Residents at a BaptistCare residential aged care home enjoy a game of carpet bowls.
Residents at a BaptistCare residential aged care home enjoy a game of carpet bowls.

What is retirement living?

A retirement living community refers to a village of homes and facilities designed for people over the age of 55, typically those who are living independently and do not need ongoing, full-time care. Retirement living can also be referred to as:

  • Independent living
  • A retirement village
  • A retirement community
  • Over-55s community

Retirement village residents have often downsized from a larger property, wanting to ditch the hassle of home and garden maintenance as they get older and feel part of a close-knit, sociable community. They can enjoy on-site facilities like swimming pools, bowling greens, libraries, and hair salons, reducing the need for frequent travel, and there is often a village shuttle bus serving the local shops if required.

Unlike residential aged care homes, which employ multiple care workers to provide tailored, 24/7 care, a retirement community will typically have a much smaller team of staff to manage the everyday running of the village.

Residents at BaptistCare All Saints Retirement Village in Newcastle stop to have a chat.
Residents at BaptistCare All Saints Retirement Village in Newcastle stop to have a chat.

Can I receive care at home in a retirement village?

Yes. Many village residents choose to receive home care to varying degrees, enabling them to stay in the comfort of their own home for longer.

Retirement village operators may also offer their residents home care services, or residents might choose a different provider. Either way, home care is delivered at additional cost, but is eligible for government funding.

Home care funding falls into one of the following three categories:

  1. Commonwealth Home Support Programme (CHSP)
    For those requiring general help around the home, garden maintenance, help with shopping, and other everyday activities.
  2. Home Care Package (HCP)
    For those requiring more complex care, with four varying levels of support available. This is often best suited for people who do not require the 24/7 support of residential aged care but who need a higher degree of care than that offered by the CHSP.
  3. Privately funded home care
    The wait times for a Home Care Package (HCP) can be lengthy, and you might prefer to pay privately for your home care in the interim.
    Not-for-profit organisations like BaptistCare often support retirement village residents to do this in two ways:

    1. At BaptistCare, our village residents have the option to draw down from their Entry Payment to pay for services whilst they await funding, with the option to pay on a fee-for-service basis.

    2. We offer our village residents priority access to BaptistCare at Home services, reducing their potential wait time.
Retirement Village resident receiving in home care services
Retirement Village resident receiving in home care services

Why are retirement villages and residential aged care homes sometimes located together?

When planning your retirement, it makes good sense to consider your needs both now and into the future.

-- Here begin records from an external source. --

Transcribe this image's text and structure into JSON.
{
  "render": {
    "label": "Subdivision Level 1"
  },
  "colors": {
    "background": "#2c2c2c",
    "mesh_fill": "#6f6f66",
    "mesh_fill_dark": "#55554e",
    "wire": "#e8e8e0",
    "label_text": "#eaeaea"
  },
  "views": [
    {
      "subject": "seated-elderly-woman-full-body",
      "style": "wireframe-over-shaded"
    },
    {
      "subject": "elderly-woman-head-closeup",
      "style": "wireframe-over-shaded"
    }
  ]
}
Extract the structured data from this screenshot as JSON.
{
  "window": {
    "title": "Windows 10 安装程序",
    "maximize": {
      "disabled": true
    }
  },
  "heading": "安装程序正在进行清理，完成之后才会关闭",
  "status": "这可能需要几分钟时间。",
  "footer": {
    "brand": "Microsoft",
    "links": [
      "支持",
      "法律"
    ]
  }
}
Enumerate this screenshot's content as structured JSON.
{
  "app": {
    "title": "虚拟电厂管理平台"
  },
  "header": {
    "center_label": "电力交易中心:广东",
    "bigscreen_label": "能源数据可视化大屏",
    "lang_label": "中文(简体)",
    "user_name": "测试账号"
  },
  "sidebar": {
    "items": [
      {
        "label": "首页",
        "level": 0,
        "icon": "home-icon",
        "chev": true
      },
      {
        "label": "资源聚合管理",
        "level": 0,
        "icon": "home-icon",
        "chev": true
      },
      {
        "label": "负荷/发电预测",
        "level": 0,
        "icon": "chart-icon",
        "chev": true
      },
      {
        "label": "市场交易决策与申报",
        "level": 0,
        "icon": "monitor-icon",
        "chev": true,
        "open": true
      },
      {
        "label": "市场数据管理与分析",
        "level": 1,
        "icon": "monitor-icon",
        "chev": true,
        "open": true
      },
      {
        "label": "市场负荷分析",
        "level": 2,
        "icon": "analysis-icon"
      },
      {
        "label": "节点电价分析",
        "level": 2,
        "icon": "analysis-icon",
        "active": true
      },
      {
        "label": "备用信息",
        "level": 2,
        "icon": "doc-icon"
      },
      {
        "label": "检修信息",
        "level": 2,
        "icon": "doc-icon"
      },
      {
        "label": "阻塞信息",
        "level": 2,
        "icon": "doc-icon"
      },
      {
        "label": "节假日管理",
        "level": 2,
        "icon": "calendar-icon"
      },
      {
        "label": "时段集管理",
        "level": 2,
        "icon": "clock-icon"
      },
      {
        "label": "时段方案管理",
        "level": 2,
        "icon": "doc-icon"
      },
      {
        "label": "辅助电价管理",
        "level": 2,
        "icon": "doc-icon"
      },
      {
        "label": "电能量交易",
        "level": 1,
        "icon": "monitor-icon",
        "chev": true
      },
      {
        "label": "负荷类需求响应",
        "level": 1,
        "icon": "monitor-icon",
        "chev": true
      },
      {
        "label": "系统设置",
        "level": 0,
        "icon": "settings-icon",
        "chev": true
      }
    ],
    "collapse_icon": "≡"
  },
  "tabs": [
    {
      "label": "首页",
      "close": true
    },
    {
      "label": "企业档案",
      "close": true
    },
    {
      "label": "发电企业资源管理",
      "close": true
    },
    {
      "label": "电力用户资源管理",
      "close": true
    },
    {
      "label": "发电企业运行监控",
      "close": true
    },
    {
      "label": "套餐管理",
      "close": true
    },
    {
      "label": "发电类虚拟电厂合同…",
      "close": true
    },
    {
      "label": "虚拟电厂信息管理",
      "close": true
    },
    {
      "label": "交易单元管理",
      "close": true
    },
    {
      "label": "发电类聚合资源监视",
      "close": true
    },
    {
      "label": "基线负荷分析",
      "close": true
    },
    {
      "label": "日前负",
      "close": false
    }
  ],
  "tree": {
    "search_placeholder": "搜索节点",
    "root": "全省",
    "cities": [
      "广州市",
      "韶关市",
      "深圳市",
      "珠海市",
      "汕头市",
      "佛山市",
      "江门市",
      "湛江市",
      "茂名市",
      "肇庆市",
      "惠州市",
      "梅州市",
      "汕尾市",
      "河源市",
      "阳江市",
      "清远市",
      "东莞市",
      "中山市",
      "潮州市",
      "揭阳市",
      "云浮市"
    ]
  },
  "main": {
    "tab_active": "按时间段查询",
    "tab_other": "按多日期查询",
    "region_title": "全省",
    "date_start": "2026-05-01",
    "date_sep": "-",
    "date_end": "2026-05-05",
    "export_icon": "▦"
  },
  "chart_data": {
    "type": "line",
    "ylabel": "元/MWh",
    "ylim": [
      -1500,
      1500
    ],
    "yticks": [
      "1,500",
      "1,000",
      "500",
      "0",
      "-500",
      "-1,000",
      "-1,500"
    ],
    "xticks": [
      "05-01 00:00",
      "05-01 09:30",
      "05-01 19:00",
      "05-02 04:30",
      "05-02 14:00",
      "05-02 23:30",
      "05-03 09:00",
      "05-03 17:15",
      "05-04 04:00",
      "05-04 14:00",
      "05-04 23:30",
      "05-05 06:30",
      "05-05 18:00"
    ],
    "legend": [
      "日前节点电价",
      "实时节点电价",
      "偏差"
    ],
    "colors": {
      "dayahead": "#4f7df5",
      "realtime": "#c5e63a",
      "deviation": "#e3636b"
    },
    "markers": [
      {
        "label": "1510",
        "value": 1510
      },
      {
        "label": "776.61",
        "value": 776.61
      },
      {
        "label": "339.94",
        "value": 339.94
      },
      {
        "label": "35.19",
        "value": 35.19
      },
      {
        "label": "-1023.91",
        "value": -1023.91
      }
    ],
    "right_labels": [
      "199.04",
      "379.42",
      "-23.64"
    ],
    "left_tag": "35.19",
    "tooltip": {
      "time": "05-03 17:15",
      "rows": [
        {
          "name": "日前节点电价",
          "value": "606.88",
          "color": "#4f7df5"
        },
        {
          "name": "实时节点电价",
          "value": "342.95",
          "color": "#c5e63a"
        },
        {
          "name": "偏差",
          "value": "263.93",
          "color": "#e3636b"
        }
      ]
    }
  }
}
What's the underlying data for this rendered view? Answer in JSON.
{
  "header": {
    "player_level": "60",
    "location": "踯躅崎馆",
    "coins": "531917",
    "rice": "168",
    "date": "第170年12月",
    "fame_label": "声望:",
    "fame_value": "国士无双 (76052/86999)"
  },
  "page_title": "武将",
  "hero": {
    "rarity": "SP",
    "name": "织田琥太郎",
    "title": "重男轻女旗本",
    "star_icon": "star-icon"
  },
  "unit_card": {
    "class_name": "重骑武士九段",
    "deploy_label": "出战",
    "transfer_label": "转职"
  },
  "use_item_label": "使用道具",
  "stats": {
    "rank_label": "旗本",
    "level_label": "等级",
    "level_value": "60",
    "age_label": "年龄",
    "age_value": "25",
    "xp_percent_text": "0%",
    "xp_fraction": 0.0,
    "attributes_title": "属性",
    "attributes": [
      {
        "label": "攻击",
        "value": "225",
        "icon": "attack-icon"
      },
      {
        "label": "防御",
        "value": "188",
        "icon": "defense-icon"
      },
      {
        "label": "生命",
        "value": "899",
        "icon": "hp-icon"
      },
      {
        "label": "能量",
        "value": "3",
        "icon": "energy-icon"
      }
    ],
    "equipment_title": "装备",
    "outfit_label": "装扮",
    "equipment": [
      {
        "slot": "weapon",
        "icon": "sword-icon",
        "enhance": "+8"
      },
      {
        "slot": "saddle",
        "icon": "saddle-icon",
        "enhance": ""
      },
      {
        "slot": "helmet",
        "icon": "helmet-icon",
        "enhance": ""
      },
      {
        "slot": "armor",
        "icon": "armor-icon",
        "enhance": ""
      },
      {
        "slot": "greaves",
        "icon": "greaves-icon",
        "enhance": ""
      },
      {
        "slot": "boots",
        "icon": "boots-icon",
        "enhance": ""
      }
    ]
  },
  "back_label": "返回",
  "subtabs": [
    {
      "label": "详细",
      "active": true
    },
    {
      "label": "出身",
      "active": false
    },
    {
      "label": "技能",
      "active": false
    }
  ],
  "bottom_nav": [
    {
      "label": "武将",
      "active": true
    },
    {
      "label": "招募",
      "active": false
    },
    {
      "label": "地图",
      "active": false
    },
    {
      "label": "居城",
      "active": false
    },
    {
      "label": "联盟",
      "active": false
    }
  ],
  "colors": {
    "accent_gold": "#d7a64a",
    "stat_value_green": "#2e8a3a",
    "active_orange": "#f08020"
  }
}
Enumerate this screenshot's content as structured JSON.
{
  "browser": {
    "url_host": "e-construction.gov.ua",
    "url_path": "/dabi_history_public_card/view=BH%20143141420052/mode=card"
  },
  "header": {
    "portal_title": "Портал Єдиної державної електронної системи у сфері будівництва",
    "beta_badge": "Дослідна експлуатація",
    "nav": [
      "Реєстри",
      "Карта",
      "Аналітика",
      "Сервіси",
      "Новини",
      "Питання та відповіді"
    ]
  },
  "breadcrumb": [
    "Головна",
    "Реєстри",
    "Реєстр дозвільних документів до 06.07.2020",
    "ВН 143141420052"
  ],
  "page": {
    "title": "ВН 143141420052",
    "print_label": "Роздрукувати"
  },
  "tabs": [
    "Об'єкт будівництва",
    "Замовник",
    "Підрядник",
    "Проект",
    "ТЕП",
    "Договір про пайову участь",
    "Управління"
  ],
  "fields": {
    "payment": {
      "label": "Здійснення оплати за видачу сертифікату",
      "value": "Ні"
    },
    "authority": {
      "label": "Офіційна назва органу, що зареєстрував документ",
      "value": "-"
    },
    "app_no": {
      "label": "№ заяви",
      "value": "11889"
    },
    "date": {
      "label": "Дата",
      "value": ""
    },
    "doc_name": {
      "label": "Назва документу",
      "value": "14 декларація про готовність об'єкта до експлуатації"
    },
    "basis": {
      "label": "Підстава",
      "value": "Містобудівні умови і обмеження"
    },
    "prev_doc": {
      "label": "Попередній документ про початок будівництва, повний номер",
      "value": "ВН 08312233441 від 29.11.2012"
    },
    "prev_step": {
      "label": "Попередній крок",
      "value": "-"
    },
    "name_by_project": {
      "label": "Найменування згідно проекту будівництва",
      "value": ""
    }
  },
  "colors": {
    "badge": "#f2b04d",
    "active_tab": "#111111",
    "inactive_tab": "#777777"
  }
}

Many service providers have chosen to incorporate residential aged care within the village estate so that residents requiring additional care can remain in the community.

If you are a couple for example and your partner requires residential aged care, you can stay close to one another amongst familiar surroundings.

Co-located facilities will also usually mean you can stay consistent with the same provider, and this can be cost-effective. For example:

Are you thinking about residential aged care for yourself or a loved one? Or perhaps you’re keen to take a tour of one of our beautiful retirement villages.

Some of our most popular communities are listed below, all of which house both a retirement village as well as a residential aged care home if ever you need it.

Make an Enquiry

If you would like to know more, please contact us on 1300 275 227 or complete the enquiry form and one of our customer representatives will be in touch.